For the fashion-forward skier, Anthony Lahout of Lahout’s sports shops in Littleton and Lincoln recommends intricately hand-stitched, USA-made leather Astis mittens: pretty and functional.
Another favorite keep-warm item is the base layer. Whether fleece tights, a Merino wool crew, or a polypro zip-up, base layers can usually be rolled up to just the right size for slipping into a stocking. I wear my base layers almost every day, all winter – to ski, walk the dog, snowshoe, star gaze. When it’s cold, you’ve got to layer up!
For the face
Your face is the toughest thing to protect in cold weather – especially if you’re striving to be active in the cold. A few stocking stuffers to the rescue:
The best way to keep a face warm is to keep it covered. Neck gaiters – or “neckies” – come in a variety of materials and thicknesses – from heavy fleece to thin and stretchy polypro, and lots of fun patterns. Whatever your yen, this is one that’ll fit nicely into a stocking.

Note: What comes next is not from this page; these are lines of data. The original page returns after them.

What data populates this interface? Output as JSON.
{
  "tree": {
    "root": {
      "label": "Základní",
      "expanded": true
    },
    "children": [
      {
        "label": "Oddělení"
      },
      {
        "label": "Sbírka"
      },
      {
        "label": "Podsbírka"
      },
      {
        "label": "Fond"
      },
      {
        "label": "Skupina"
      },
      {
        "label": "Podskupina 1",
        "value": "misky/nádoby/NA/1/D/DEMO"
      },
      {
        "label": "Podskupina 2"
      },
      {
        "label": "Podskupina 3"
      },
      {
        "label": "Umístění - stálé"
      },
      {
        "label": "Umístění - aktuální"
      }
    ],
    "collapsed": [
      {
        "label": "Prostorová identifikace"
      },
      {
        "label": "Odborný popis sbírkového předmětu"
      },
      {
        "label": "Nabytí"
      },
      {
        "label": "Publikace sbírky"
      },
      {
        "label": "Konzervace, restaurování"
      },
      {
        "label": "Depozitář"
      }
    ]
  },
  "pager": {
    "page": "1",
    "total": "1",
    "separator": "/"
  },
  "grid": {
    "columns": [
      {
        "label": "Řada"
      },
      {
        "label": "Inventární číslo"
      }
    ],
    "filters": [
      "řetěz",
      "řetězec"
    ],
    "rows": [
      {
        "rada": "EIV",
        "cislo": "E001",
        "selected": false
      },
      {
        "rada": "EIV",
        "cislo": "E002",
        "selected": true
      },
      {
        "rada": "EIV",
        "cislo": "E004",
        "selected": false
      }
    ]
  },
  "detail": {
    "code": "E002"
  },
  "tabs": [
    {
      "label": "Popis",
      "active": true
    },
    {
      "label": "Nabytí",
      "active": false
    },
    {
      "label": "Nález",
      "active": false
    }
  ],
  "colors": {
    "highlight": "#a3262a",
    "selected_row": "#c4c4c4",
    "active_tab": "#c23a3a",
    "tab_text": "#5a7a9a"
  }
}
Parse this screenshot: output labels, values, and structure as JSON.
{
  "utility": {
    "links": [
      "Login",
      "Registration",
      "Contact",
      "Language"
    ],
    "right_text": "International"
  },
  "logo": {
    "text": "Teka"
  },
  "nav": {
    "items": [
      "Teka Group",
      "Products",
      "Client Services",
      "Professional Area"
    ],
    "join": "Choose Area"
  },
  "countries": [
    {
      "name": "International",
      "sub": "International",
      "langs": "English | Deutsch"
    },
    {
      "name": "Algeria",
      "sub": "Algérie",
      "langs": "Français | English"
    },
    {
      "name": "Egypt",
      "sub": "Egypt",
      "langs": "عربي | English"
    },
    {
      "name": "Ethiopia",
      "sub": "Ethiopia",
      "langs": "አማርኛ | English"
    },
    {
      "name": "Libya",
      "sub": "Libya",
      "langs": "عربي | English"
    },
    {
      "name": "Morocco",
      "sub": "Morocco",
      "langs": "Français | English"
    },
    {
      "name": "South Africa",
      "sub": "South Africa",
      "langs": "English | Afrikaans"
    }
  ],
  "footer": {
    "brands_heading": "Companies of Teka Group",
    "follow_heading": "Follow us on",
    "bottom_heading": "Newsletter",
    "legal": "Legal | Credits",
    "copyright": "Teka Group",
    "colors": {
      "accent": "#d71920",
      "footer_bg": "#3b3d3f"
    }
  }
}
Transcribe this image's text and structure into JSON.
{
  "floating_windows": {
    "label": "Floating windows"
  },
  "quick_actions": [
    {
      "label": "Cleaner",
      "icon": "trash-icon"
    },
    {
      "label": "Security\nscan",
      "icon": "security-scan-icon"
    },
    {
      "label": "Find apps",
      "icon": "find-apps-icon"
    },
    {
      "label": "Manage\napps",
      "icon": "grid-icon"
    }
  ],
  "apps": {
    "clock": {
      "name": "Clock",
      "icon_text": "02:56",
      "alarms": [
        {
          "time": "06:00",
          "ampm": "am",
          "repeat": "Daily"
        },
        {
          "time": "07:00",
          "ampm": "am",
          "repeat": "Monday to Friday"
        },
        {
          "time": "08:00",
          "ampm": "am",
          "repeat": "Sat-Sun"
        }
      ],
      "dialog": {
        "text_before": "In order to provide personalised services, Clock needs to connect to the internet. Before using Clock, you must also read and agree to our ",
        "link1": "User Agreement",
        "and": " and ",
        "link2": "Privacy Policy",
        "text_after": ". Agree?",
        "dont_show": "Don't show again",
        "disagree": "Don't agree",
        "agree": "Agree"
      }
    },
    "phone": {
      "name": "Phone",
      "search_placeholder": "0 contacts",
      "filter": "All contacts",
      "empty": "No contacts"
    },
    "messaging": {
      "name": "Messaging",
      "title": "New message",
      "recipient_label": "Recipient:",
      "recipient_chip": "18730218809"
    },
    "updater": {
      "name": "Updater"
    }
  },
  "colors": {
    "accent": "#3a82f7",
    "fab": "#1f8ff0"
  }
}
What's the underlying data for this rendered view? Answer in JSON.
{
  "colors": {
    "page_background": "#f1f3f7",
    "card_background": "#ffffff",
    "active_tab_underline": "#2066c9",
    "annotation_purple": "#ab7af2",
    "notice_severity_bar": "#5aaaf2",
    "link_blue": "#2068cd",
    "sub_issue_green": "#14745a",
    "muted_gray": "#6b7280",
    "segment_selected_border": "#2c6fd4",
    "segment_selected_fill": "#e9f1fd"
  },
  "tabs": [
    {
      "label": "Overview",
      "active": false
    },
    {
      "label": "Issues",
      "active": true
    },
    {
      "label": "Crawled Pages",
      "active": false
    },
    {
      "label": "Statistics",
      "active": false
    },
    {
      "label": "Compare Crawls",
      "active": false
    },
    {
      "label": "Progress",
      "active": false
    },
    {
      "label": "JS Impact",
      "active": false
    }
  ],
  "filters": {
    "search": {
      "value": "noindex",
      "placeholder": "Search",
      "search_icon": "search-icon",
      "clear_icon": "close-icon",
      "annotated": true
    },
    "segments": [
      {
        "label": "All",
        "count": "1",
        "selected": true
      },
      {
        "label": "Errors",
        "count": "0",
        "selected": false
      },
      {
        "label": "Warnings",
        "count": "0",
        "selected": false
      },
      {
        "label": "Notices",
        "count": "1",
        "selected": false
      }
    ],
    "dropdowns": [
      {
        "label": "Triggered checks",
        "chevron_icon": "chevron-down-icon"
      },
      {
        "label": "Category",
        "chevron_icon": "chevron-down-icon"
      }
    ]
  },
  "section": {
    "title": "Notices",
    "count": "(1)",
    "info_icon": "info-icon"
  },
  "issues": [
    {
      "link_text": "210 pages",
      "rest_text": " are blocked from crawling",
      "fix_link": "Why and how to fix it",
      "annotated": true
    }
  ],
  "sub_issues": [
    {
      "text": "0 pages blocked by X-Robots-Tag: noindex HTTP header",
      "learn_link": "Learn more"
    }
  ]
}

Beyond the neckie, there are Dermatone and sunscreen sticks to protect from the sun, Bag Balm to protect from the wind (I know a veteran ski instructor who swears by this Vermont product to protect her face from cold and wind), and the interestingly-named Cat Crap goggle cleaner – and goggles – to ensure you can see while you ski.
Last, but not least here: lip balm. I find the best balms to be those with some SPF value, because sometimes the sun does shine in winter.
For the skis
There’s nothing like skiing on a freshly-tuned pair of skis. If there’s a resident ski-tuner in your house, there are lots of tuning items that will slide into a stocking. And if this person tunes your skis – well, this is a win-win! She or he gets cool gear; you get sharp, waxed skis all season.
Items here range from files and file guides to wax, scrapers, brushes, and clamps. Of course, these items are useful only if someone knows how to use them.
If you’d prefer to have the pros tune your household’s quiver, a gift card for a ski tune – or a few – fits nicely in a stocking, too.
Gift cards and more
Speaking of gift cards, the options in this category are as bottomless as that powder we ski in our dreams. There are gift cards for lift tickets, favorite ski shops, après ski food and beverages, ski lessons, ski gear, and on it goes.
Tim Farmer of S&W Sports in Concord recommends a gift card for boot fitting and custom footbeds. A good boot fitter is priceless. If you’re looking for a stocking stuffer for the skier who has everything, check out the New England Ski Museum (at the base of the Cannon Mountain tram or online at www.newenglandskimuseum.com), where you’ll find gifts for winter lovers of all ages. There are board books for kids and ski history books for grownups, Skida hats and neckies, ski movies, whimsical ski socks and neckties, tea towels and handbags, jewelry and cocktail glasses, even toy-sized snowcats.
It’s easy to fill a skier’s stocking. But the best gift of all is getting out on the slopes. So, once the presents are opened, grab your favorite snow lover and go enjoy some winter magic together.